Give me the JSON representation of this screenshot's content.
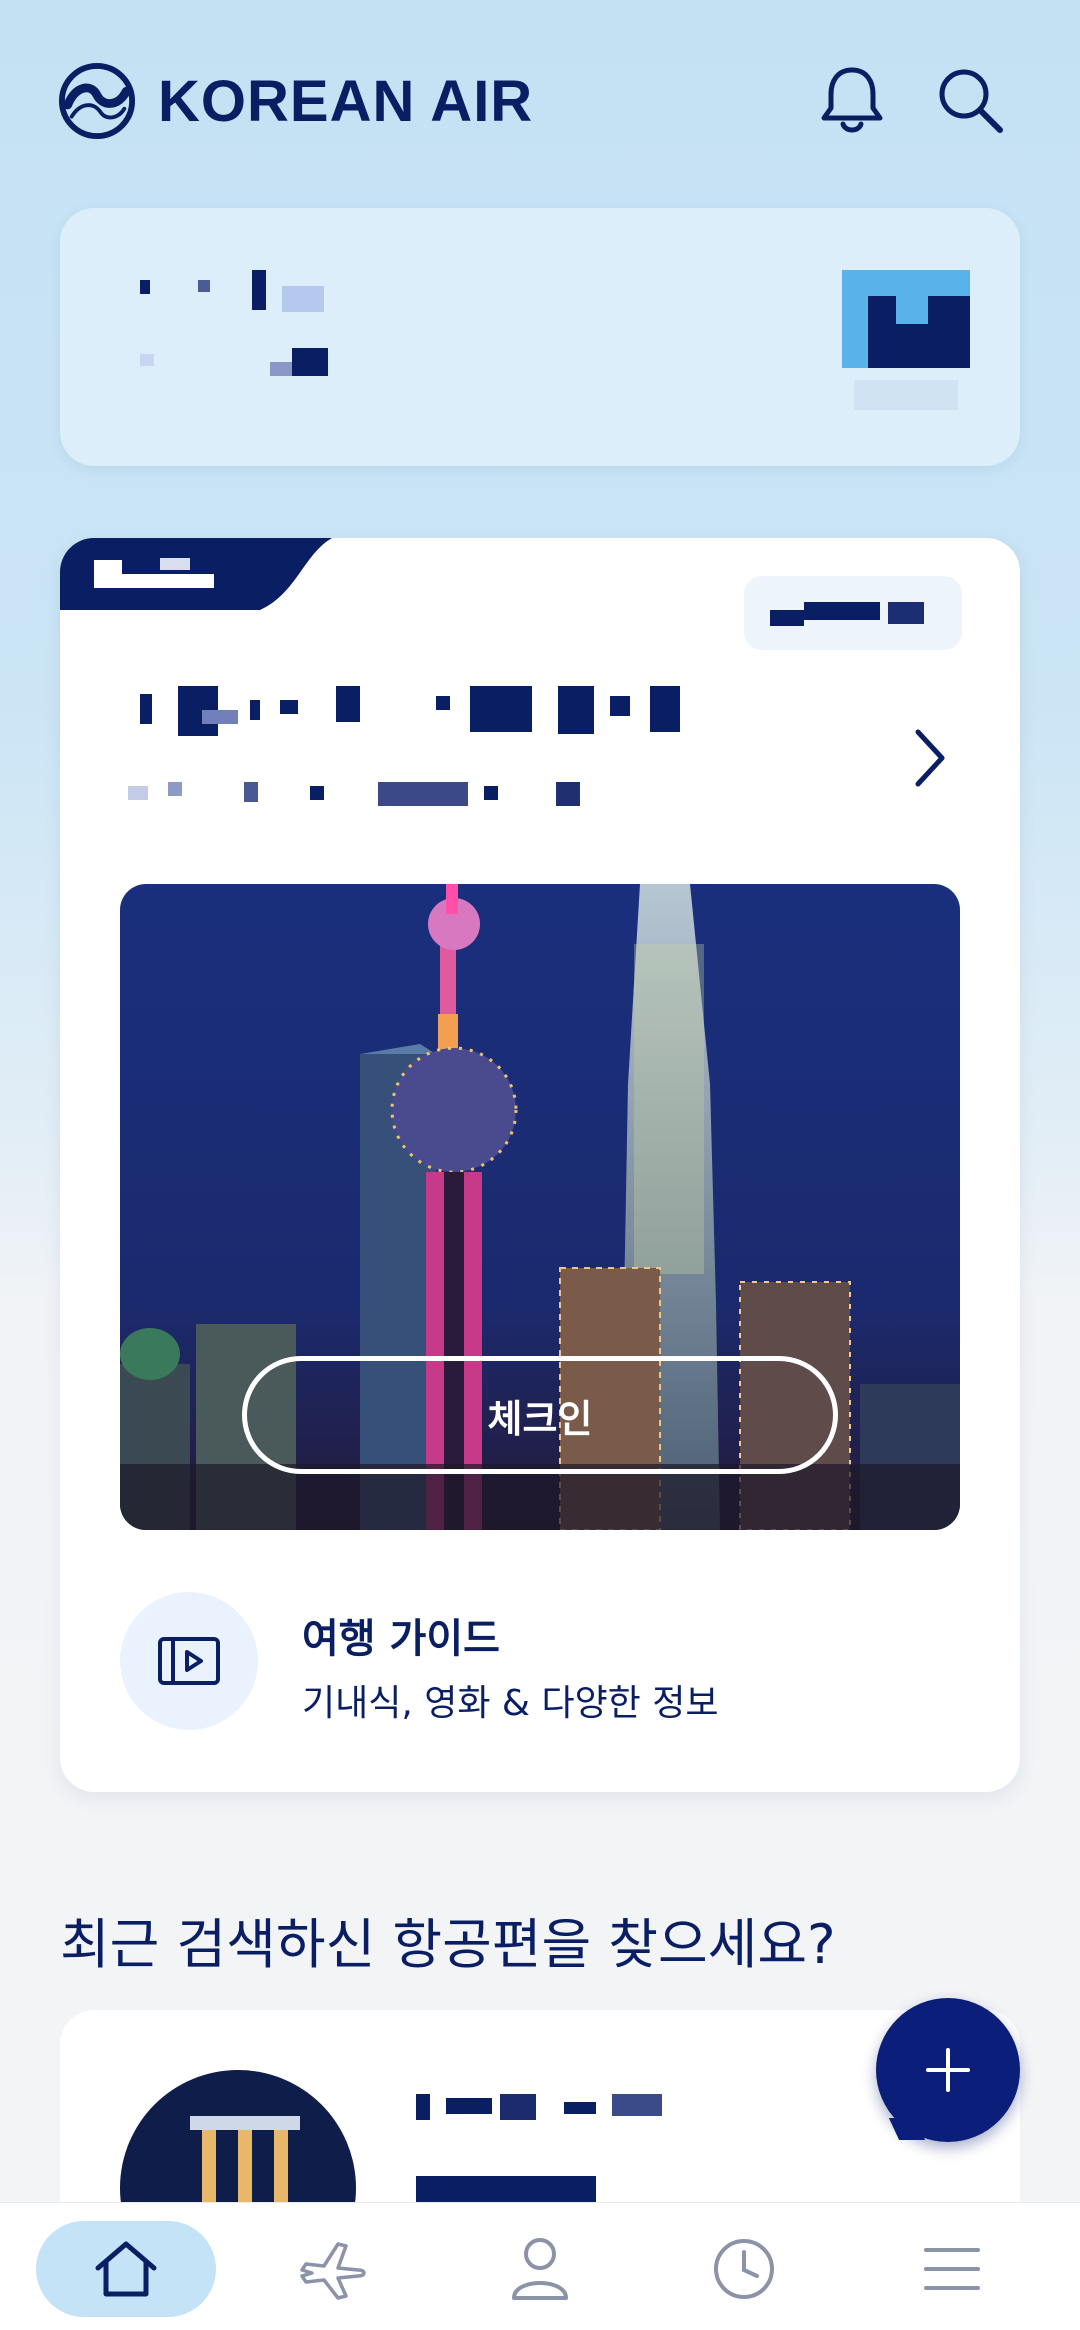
{
  "header": {
    "brand": "KOREAN AIR",
    "icons": [
      "bell-icon",
      "search-icon"
    ]
  },
  "trip_card": {
    "checkin_label": "체크인",
    "guide": {
      "title": "여행 가이드",
      "subtitle": "기내식, 영화 & 다양한 정보"
    }
  },
  "recent": {
    "title": "최근 검색하신 항공편을 찾으세요?"
  },
  "fab": {
    "icon": "plus-icon"
  },
  "bottom_nav": {
    "items": [
      "home-icon",
      "flight-icon",
      "profile-icon",
      "history-icon",
      "menu-icon"
    ],
    "active": "home-icon"
  },
  "colors": {
    "brand_navy": "#0a1f63",
    "fab_blue": "#0b1e7a",
    "sky_bg": "#c4e1f4",
    "card_light": "#dbeef9",
    "nav_active": "#c4e3f6"
  }
}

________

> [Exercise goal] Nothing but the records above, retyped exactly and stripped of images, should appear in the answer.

> [Reply]
Give me the JSON representation of this screenshot's content.
{
  "header": {
    "brand": "KOREAN AIR",
    "icons": [
      "bell-icon",
      "search-icon"
    ]
  },
  "trip_card": {
    "checkin_label": "체크인",
    "guide": {
      "title": "여행 가이드",
      "subtitle": "기내식, 영화 & 다양한 정보"
    }
  },
  "recent": {
    "title": "최근 검색하신 항공편을 찾으세요?"
  },
  "fab": {
    "icon": "plus-icon"
  },
  "bottom_nav": {
    "items": [
      "home-icon",
      "flight-icon",
      "profile-icon",
      "history-icon",
      "menu-icon"
    ],
    "active": "home-icon"
  },
  "colors": {
    "brand_navy": "#0a1f63",
    "fab_blue": "#0b1e7a",
    "sky_bg": "#c4e1f4",
    "card_light": "#dbeef9",
    "nav_active": "#c4e3f6"
  }
}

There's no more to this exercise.